“Blues for Allah” by the Grateful Dead (1975)
When the late promoter Bill Graham organized a concert he called SNACK – that stood for Students Need Athletics, Culture and Kicks – to benefit after-school programs in the San Francisco area, he corralled a bunch of his heavyweight buddies to participate.
How about some of these names: Bob Dylan, Neil Young (backed by The Band), Santana, Jefferson Starship, Joan Baez, Tower of Power and the Doobie Brothers.
Also part of the March 25, 1975, extravaganza, coming out of “retirement,” was a group of Graham’s oldest friends, the Grateful Dead.
The Dead ostensibly had played a series of farewell concerts at Graham’s Winterland in October 1974, part of which later appeared in “The Grateful Dead Movie” and the poorly mixed “Steal Your Face” album, and still later as a much-better-sounding five-CD soundtrack to the movie.
At any rate, when members of the Dead reunited for SNACK, they performed perhaps the most esoteric set of their 30-year career: a half-hour-plus instrumental jam of music that was new to the band’s repertoire, neither the psychedelia of the ’60s nor the roots-rock of the ’70s. This was a jazzier version of the Dead, augmented by keyboard player Merl Saunders and anchored by the rhythm section of bassist Phil Lesh and drummers Bill Kreutzmann and Mickey Hart. And of course, the late Jerry Garcia’s fluid guitar playing helped weave everything together.
Even for a San Francisco audience, those in attendance at Kezar Stadium must have been mystified by the proceedings until Bob Weir sang the familiar “Johnny B. Goode” for the encore.
The bulk of the performance laid the groundwork for what became the Grateful Dead’s “comeback” album, “Blues for Allah.” Unlike its approach to previous studio albums, the band woodshedded for three months at Hart’s house, formulating new music throughout.
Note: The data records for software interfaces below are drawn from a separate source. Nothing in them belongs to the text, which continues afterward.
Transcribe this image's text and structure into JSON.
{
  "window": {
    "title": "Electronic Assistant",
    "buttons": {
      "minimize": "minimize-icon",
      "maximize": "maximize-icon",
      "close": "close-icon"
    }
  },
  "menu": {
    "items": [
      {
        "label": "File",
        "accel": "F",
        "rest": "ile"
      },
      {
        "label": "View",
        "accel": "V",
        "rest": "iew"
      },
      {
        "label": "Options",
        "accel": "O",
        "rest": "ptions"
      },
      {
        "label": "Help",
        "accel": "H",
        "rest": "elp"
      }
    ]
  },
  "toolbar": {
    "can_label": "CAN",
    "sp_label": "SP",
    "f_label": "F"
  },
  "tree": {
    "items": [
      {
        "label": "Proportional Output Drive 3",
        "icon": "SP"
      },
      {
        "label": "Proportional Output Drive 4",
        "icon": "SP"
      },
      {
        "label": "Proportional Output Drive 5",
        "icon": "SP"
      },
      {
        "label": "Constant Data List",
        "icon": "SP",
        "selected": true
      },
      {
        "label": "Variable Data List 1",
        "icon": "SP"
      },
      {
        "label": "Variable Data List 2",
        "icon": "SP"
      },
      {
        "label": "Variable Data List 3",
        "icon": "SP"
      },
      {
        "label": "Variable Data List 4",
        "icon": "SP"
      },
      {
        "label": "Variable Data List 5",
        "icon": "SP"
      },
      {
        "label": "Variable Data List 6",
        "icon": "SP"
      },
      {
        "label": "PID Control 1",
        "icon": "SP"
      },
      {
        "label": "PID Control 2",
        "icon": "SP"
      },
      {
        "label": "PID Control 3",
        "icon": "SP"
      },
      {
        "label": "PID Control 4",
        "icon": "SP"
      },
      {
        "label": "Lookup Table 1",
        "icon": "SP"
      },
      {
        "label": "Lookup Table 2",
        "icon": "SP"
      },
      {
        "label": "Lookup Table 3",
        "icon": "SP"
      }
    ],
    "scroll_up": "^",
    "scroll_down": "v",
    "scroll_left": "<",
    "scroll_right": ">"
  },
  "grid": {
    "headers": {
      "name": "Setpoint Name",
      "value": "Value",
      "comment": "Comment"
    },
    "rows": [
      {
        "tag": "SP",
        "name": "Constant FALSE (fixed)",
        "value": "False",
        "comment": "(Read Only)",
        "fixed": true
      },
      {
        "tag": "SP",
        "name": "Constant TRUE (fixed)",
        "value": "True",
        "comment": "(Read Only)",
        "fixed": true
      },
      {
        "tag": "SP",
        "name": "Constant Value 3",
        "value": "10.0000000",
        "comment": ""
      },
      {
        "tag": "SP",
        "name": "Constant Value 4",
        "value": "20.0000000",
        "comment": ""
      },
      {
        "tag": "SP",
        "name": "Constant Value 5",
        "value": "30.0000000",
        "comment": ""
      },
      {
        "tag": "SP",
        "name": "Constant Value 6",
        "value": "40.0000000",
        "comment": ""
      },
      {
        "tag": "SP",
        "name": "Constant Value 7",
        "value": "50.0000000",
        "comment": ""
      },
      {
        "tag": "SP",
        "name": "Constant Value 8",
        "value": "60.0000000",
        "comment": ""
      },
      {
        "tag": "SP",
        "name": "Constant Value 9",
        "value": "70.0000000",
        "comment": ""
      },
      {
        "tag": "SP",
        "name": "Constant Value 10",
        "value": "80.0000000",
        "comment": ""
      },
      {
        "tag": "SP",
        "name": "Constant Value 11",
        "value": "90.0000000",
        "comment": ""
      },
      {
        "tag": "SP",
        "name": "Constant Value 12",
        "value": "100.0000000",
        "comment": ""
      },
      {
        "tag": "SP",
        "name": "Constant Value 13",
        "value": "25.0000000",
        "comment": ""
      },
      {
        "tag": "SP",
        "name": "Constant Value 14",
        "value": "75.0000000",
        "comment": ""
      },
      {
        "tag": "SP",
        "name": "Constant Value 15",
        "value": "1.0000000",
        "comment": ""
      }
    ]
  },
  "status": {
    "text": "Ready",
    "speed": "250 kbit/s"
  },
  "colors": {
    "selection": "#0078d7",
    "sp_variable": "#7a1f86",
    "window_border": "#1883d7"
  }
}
The finished product kicks off with a three-song medley that served as a highlight of many a Dead show for the next 20 years: “Help On the Way/Slipknot!/Franklin’s Tower.” The relatively complex rhythmic patterns of the first two sections give way to a three-chord progression that benefits significantly from Garcia’s tasteful picking.
An instrumental medley, “King Solomon’s Marbles/Stronger Than Dirt or Milkin’ the Turkey,” incorporates themes that were prevalent at the SNACK show, with the rhythm section at full power.
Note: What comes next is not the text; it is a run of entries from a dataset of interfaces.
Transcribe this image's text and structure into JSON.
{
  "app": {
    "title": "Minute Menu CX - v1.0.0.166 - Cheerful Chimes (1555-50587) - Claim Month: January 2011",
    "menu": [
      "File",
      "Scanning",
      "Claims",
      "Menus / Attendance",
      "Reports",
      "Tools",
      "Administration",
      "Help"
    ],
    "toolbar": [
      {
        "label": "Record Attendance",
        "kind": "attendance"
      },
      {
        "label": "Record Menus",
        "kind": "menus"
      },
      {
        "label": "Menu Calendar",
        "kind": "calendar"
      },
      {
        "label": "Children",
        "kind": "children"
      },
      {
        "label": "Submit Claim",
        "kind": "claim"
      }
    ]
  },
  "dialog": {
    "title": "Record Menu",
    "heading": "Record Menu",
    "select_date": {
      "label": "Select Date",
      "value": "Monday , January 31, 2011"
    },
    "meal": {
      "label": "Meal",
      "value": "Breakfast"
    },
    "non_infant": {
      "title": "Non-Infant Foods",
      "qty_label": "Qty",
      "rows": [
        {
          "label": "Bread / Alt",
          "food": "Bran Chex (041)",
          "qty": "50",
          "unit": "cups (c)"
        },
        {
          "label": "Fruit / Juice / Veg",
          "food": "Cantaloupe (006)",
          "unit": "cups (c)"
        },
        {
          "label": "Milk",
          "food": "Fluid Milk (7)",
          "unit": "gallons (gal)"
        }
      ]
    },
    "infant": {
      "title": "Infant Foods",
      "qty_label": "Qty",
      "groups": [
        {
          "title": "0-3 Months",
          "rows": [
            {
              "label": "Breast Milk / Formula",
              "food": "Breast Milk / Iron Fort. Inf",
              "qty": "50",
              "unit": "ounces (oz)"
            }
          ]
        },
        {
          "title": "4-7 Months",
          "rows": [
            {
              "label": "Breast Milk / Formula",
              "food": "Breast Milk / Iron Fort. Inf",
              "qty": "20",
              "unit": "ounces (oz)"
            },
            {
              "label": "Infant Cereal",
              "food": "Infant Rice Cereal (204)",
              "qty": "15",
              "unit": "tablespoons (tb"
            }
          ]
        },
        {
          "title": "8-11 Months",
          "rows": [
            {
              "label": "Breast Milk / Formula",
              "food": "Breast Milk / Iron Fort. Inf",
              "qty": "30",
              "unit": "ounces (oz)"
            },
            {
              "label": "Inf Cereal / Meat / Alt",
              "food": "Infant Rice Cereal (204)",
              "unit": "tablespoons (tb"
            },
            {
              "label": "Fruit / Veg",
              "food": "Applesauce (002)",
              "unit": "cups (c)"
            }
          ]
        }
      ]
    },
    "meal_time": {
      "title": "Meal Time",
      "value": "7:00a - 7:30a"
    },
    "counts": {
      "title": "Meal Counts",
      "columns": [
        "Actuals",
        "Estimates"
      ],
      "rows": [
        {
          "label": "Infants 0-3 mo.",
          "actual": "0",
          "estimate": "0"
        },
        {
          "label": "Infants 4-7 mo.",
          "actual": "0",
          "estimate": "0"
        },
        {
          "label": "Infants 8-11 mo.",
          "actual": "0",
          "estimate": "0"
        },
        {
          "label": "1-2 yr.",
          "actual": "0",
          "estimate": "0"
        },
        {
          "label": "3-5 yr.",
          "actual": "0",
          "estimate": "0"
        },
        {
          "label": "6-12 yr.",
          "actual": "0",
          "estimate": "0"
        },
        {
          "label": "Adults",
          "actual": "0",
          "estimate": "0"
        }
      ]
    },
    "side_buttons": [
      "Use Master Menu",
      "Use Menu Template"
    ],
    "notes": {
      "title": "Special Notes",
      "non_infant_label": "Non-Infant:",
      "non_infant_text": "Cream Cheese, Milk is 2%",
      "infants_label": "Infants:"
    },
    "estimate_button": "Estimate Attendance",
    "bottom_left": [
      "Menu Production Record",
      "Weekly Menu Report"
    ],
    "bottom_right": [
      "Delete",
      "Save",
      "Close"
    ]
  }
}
Side One of the LP concludes with “The Music Never Stopped,” with lyricist John Perry Barlow capturing the Dead’s essence of “a band without description, like Jehovah’s favorite choir.” The original version clocks in at 4 1/2 minutes, but later concert versions often stretched beyond the 10-minute mark.
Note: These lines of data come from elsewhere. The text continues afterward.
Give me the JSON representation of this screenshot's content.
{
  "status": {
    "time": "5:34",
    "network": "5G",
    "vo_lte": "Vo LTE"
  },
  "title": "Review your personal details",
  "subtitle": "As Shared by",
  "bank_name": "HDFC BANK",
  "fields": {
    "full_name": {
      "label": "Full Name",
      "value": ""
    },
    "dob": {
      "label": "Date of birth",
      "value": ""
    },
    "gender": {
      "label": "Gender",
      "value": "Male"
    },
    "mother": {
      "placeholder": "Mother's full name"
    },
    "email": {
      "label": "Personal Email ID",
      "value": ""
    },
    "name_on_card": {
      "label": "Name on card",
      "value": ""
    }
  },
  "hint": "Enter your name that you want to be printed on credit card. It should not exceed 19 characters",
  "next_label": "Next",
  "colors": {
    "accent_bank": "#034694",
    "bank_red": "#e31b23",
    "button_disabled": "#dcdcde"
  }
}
Side Two consists of an esoteric but rewarding sequence of songs, starting with the deceptively relaxed “Crazy Fingers,” which on closer examination contains a series of unconventional key changes, built around an arcane Robert Hunter poem.
Weir contributes an acoustic guitar instrumental, “Sage & Spirit.” According to longtime band associate Rock Scully in his book, “Living With the Dead”:
“Bobby wrote ‘Sage & Spirit’ while my daughters, named Sage and Spirit, were jumping on his bed and generally trashing his hotel room. He was trying to play his guitar and came up with the rhythm for this from their jumping. The flute (played by Steven Schuster) mimics their laughter.”
The album closes with another medley, “Blues for Allah/Sand Castles and Glass Camels/Unusual Occurrences in the Desert,” which fully exhibits the band’s experimental orientation. Supposedly the compositions were supposed to be the next in line among epic Dead concert jams, from “Viola Lee Blues” to “The Other One” to “Dark Star” to “Playing in the Band.” But the group played it live only a handful of times before abandoning it.
“Blues for Allah” is one of the Grateful Dead’s most fully realized studio projects, and one that stands up under scrutiny better than the band’s subsequent albums in the ’70s and ’80s. The title medley might be a bit of a challenge for the listener, but the other songs are among the Dead’s more memorable in the course of the long, strange trip.